Coaching is probably one of the most—if not the most—individually tailored practices in talent development as it involves a close and confidential relationship between the coach and the person being coached. Meeting one-on-one with senior managers or leaders within an organization (such as a director, vice president, president, or member of the C-suite), the executive coach provides a safe, structured, and trustworthy environment in which to offer support for the individual. The coach also helps the leader understand their current competencies, see how they’re perceived by others, and focus on identifying and clarifying current goals as well as the appropriate action steps to reach those goals.
Types of Coaching
Many managers now take classes to develop their own coaching skills so they can help their employees improve their performance, obtain promotions, and develop into leadership roles. Both internal and external coaches can be found offering different levels of support.
Organizational or business coaching—Provides business owners and entrepreneurs with support in identifying goals, creating strategies to obtain those goals, and boosting the overall performance of the organization.
Performance coaching—Supports those within organizations who need to improve their work performance, often as a result of performance appraisal results, regardless of level or job title.

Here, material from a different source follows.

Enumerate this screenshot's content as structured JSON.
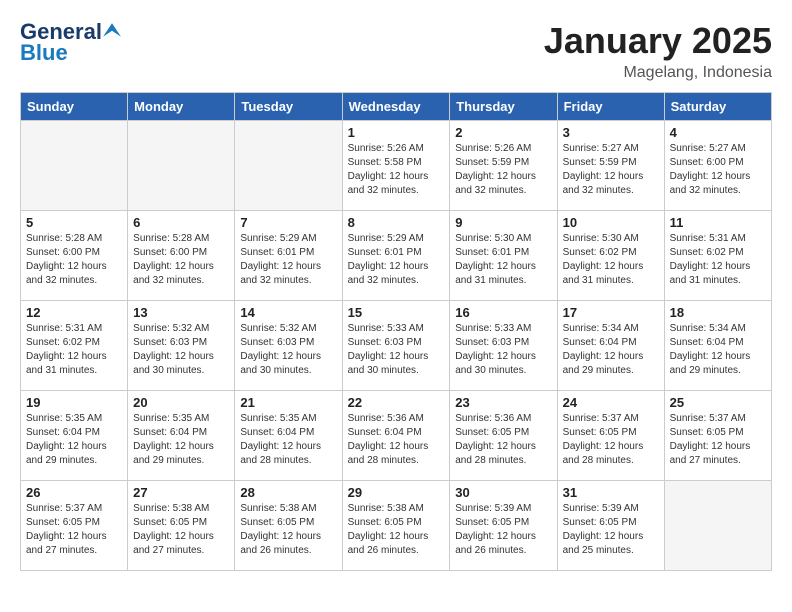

Leadership coaching—Provides coaching for those looking to grow and develop leadership skills, regardless of whether they are an individual contributor, manager, or senior manager.